The Story Bead Program is intended to record the milestones of the treatment process. It can be a long and difficult journey, and the beads are a tangible way of acknowledging the challenges along the way.
“There is a personal transformation that happens when the joy of creating becomes larger than the pain,” said Peggy Adams, a Child Life specialist who helps oversee the program. “The Story Beads become a badge of patients’ accomplishments.”
Some of the beads were added by request: For example, a patient suggested adding the clock bead to symbolize patience.
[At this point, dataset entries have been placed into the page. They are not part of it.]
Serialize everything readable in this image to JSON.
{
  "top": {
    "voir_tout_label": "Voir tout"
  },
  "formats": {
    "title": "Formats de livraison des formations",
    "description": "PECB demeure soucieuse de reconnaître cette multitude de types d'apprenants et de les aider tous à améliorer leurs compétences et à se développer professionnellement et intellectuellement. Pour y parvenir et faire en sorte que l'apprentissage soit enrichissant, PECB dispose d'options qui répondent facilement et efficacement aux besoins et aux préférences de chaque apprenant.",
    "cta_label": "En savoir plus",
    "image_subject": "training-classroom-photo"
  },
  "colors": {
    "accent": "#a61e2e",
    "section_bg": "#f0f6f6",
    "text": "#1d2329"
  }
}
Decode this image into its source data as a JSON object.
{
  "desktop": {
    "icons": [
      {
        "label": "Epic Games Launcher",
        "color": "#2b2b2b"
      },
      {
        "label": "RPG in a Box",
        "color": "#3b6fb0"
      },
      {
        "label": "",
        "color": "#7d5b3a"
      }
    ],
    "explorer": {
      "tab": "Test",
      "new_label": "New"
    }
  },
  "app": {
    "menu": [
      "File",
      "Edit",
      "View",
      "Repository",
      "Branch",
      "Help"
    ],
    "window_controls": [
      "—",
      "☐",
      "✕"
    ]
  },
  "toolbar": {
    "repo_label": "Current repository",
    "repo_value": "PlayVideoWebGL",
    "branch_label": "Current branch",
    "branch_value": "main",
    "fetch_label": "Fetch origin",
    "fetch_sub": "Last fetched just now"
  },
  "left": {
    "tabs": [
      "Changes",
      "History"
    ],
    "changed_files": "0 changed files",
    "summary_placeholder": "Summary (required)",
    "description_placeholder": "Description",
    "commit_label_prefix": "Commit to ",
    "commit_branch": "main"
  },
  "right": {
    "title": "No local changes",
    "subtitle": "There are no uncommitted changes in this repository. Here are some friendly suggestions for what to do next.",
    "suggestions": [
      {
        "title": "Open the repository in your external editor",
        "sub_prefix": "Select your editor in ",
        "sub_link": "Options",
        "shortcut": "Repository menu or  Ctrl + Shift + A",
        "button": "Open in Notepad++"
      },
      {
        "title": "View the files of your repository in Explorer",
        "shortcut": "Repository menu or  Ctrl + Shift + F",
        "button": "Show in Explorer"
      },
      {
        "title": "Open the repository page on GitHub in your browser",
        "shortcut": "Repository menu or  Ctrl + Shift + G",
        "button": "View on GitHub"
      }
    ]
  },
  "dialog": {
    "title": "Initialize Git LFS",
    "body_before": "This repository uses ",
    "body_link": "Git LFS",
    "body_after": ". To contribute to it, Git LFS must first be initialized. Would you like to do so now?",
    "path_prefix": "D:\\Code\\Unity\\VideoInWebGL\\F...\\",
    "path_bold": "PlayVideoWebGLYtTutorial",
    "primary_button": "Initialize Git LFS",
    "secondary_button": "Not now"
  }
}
Another patient asked for a frog bead to celebrate learning to swallow pills.
Another patient suggested replacing the “hair falling out” bead, which used to be small and brown, with a big, bright orange bead with a smiling face to represent something that is a “BIG deal.”
When they go back to school, patients receive an apple bead to commemorate the milestone. Some even bring their story beads with them to show-and-tell to help their friends and classmates understand what their treatment process was like.
Many patients continue to add beads to their story when they come in for visits after therapy has finished.
“Our patients make their stories as they go,” said Kathy Perko, a pediatric nurse practitioner who helped bring the program to Doernbecher. “The beads help tell every individual child’s story.”
Sometimes, it helps grown-ups understand the child’s experience better, too. Kathy remembers a 6-year-old patient who was discussing her “bad day” beads, one of which represented her leukemia recurrence.
“She said, ‘One time I was crabby with my mom. Another time my cancer came back. And another time I just had a rough day.’ Her way of thinking about what a bad day was is pretty humbling – it really puts things back in perspective,” Kathy said.